By Mading Ngor
JUBA (Reuters) - South Sudan has appointed its first ambassador to the United Nations, bolstering a small and inexperienced diplomatic corps which has been struggling to make the new nation's case in disputes with Sudan over oil and the shared border.
South Sudan seceded from its northern neighbor in July last year under a 2005 peace deal, and has been trying to build up state institutions after decades of devastating civil war.
Nearly a year after declaring independence, Juba had only managed to set up about half of the 22 embassies it set as its initial goal, the foreign minister told Reuters in June.
Francis Deng, a respected scholar and former special adviser to the U.N. Secretary General on the prevention of genocide, has been appointed South Sudan's permanent representative to the United Nations.
Deng told Reuters he would work to improve the South's "waning" image abroad, but that it would not be easy.
"South Sudan has gone from people being very sceptical about its independence to supporting it, to now feeling somewhat negative," he said.
Having a UN ambassador could help South Sudan gain other nations' support in its disagreements with Sudan. The two countries have yet to work out a list of issues related to partition, and the disputes have at times turned violent.

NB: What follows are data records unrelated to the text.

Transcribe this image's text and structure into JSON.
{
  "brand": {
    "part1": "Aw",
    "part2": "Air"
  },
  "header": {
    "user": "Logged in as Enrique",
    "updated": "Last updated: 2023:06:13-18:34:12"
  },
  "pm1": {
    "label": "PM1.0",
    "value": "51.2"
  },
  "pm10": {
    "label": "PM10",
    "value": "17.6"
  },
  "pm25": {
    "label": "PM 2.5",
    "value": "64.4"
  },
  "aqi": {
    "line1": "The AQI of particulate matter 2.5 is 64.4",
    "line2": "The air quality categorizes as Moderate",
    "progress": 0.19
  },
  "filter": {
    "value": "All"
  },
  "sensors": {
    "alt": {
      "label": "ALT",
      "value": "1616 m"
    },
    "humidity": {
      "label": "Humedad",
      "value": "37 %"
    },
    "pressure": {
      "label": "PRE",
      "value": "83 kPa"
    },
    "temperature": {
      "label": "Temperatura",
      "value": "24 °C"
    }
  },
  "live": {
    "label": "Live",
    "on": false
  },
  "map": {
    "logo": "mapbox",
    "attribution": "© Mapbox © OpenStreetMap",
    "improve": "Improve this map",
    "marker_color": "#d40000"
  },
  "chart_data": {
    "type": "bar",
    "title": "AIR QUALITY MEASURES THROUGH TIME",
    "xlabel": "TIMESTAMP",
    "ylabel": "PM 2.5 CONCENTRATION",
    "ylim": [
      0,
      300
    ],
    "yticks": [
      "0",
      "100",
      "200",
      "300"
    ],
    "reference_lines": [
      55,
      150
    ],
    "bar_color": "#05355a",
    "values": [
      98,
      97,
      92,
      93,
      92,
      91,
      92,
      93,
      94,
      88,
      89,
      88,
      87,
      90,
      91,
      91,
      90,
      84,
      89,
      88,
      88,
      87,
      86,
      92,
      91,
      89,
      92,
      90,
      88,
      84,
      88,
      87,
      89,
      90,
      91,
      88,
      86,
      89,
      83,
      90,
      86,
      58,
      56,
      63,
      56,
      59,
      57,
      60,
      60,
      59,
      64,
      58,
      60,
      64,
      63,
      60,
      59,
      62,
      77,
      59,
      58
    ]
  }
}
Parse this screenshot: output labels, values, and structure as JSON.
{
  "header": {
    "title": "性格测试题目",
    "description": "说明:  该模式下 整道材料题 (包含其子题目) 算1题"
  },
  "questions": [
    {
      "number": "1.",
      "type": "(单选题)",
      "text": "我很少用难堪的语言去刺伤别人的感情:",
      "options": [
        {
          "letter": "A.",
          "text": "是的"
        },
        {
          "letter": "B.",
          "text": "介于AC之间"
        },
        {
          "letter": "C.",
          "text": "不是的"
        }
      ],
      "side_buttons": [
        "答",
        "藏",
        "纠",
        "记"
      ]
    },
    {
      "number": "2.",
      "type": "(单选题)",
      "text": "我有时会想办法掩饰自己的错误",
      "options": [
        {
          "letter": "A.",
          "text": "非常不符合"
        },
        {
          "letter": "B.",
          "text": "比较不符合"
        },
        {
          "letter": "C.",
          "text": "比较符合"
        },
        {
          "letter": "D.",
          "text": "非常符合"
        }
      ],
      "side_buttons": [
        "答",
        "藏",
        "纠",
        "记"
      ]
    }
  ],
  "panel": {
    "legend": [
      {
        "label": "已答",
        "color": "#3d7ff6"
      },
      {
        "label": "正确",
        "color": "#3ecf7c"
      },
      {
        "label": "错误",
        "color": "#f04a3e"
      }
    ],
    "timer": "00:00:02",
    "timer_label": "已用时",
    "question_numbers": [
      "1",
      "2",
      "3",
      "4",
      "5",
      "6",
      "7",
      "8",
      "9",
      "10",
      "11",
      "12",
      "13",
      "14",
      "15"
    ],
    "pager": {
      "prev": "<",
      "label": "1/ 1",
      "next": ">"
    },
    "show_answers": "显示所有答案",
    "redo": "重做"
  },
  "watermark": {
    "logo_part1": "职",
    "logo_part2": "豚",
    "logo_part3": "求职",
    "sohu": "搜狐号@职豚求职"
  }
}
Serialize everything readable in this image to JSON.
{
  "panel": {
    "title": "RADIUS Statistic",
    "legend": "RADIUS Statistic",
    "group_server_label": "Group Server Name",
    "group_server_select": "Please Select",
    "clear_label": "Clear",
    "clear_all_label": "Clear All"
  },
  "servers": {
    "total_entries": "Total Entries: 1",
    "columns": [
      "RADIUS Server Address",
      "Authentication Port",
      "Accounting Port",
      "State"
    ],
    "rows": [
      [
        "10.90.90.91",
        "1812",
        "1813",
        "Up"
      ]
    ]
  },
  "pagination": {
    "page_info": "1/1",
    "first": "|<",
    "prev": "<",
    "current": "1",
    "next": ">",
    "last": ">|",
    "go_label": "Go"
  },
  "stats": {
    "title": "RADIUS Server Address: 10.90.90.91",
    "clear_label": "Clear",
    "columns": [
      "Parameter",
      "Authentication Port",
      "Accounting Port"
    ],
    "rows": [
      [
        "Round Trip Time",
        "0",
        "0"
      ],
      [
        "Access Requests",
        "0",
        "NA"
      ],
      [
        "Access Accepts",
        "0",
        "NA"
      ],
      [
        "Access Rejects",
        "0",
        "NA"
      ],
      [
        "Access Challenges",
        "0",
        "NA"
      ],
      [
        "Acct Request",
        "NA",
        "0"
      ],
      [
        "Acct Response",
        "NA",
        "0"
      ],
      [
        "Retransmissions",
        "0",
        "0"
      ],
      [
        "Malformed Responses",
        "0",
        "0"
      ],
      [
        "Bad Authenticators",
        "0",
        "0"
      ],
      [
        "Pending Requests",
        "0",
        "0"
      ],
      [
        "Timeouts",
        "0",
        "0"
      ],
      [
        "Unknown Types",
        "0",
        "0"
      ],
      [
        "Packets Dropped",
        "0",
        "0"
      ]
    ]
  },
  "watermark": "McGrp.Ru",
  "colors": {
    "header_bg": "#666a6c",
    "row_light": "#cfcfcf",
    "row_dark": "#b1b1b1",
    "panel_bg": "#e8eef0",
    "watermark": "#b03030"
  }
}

In April, South Sudan occupied an oil-producing region long held by Sudan, provoking widespread condemnation. South Sudan said the land was disputed, but its poor diplomatic presence made that case harder to sell, diplomats said at the time.
South Sudan withdrew from the region under pressure, and tension has since eased.
Deng said he hoped for a breakthrough between the two sides at African Union-brokered talks resuming this week in Ethiopia.
"I believe that we have probably gone through the worst already, and that an agreement is in sight," he said. "In fact the agreement has been reached, it's just that it's supposed to be a package and so the other elements have to be included."
A deal between the two sides on border security could open the way to resuming oil exports, which the landlocked South shut down in January in a dispute with Khartoum over how much it should pay to send the crude through Sudan.
The move wiped out 98 percent of South Sudan's state revenues, and Deng said this would affect the funds available for diplomats representing the South.
"I'm quite impressed the South has been able to function this far with no revenues from oil," he said. "I still don't fully understand how that's possible."
South Sudan voted overwhelmingly to secede in a 2011 referendum promised by the peace deal that ended the civil war. Some 2 million people died in the conflict, fought over religion, ethnicity, oil and ideology.
(Reporting by Mading Ngor; Writing by Alexander Dziadosz; Editing by Tim Pearce)